We, Catholic church leaders from around the world, welcome the entry into force on 22 January 2021 of the United Nations Treaty on the Prohibition of Nuclear Weapons.
We are encouraged that a majority of UN Member States actively support the new treaty through adoption, signatures, and ratifications. It is fitting that the Holy See was among the first states to join the accord in 2017. In addition, public opinion surveys worldwide demonstrate the global conviction that nuclear weapons must be abolished. The worst of all weapons of mass destruction has long-since been judged to be immoral. Now it is also finally illegal.
We are concerned by the continued risk to humanity that nuclear weapons could be used and by the resultant catastrophic humanitarian consequences.

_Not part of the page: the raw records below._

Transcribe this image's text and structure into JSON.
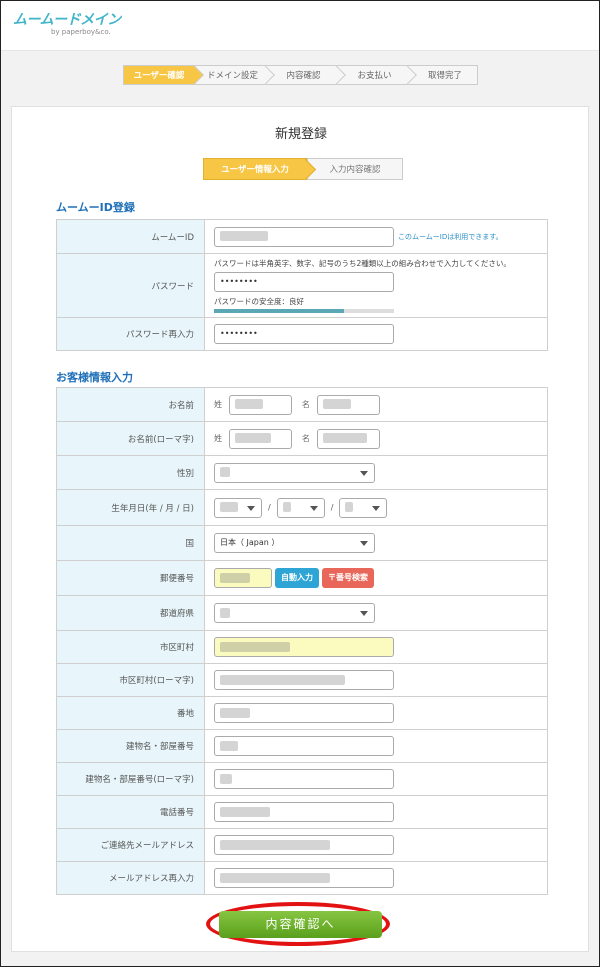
{
  "header": {
    "logo_text": "ムームードメイン",
    "logo_sub": "by paperboy&co."
  },
  "steps": [
    "ユーザー確認",
    "ドメイン設定",
    "内容確認",
    "お支払い",
    "取得完了"
  ],
  "panel": {
    "title": "新規登録",
    "substeps": [
      "ユーザー情報入力",
      "入力内容確認"
    ]
  },
  "section_id": {
    "title": "ムームーID登録",
    "muumuu_id_label": "ムームーID",
    "muumuu_id_hint": "このムームーIDは利用できます。",
    "password_label": "パスワード",
    "password_note": "パスワードは半角英字、数字、記号のうち2種類以上の組み合わせで入力してください。",
    "password_value": "••••••••",
    "password_strength": "パスワードの安全度：良好",
    "password_strength_level": 0.72,
    "password_confirm_label": "パスワード再入力",
    "password_confirm_value": "••••••••"
  },
  "section_customer": {
    "title": "お客様情報入力",
    "name_label": "お名前",
    "name_romaji_label": "お名前(ローマ字)",
    "sei": "姓",
    "mei": "名",
    "gender_label": "性別",
    "birthdate_label": "生年月日(年 / 月 / 日)",
    "date_sep": "/",
    "country_label": "国",
    "country_value": "日本（ Japan ）",
    "postal_label": "郵便番号",
    "auto_fill_button": "自動入力",
    "postal_search_button": "〒番号検索",
    "prefecture_label": "都道府県",
    "city_label": "市区町村",
    "city_romaji_label": "市区町村(ローマ字)",
    "street_label": "番地",
    "building_label": "建物名・部屋番号",
    "building_romaji_label": "建物名・部屋番号(ローマ字)",
    "phone_label": "電話番号",
    "email_label": "ご連絡先メールアドレス",
    "email_confirm_label": "メールアドレス再入力"
  },
  "submit_label": "内容確認へ",
  "colors": {
    "accent_yellow": "#f8c645",
    "label_bg": "#e8f6fb",
    "submit_green": "#6cb32a",
    "highlight_red": "#e31212",
    "section_blue": "#1e6fb8"
  }
}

It is heartening that this new treaty is based on a growing body of research about the catastrophic humanitarian and ecological consequences of nuclear attacks, tests, and accidents. Two examples that speak to all people are the disproportionate impacts of radiation on women and girls and the grave effects on Indigenous communities whose lands have been used for nuclear tests.
We, the undersigned, support the leadership Pope Francis is giving to nuclear disarmament. During his historic visit to the bombed cities of Hiroshima and Nagasaki in November 2019 the pope condemned both the use and the possession of nuclear weapons by any state. Peace cannot be achieved through “the threat of total annihilation,” he said. Pope Francis urged support for “the principal international legal instruments of nuclear disarmament and non-proliferation, including the UN Treaty on the Prohibition of Nuclear Weapons.” Prior to his visit, the Conferences of Catholic Bishops in Canada and Japan urged their governments to sign and ratify the new treaty.
Like them, some of us are from countries allied with a nuclear power or that have nuclear arsenals. Surely, in this era of increasing global inter-dependence and vulnerability, our faith invites us to seek the common and universal good. “We are all saved together or no one is saved,” the Pope’s new encyclical Fratelli Tutti says. “Is it possible for us to be open to our neighbors within a family of nations?” it asks. International cooperation is essential for addressing the Covid-19 pandemic, climate change, the gap between rich and poor, and the universal threat of nuclear weapons.
No matter where we are from, we join in urging governments to sign and ratify the UN Treaty on the Prohibition of Nuclear Weapons. We thank those who have already done so and we urge them to invite other countries to join the treaty as well.
We invite fellow church leaders to discuss and deliberate about the significant role the church can play in building support for this new international norm against nuclear weapons. It is especially important for national and regional bishops’ conferences as well as Catholic institutions and foundations to review whether church-related funds are invested in corporations and banks involved in producing nuclear weapons. If this is the case, then take remedial action by ending existing financing relationships and look for ways for disinvestment.
We believe that God’s gift of peace is at work to deter war and overcome violence. Thus, on this historic day, we congratulate members of the Catholic Church who for decades have been at the forefront of grassroots movements to oppose nuclear weapons and Catholic peace movements which are part of the Nobel Prize-winning International Campaign to Abolish Nuclear Weapons (ICAN).
Ed. Note: Pax Christi USA Bishop-President Bishop John Stowe, OFM Conv, Bishop Robert McElroy, and Johnny Zokovitch, Executive Director of Pax Christi USA, were among the signers from the U.S.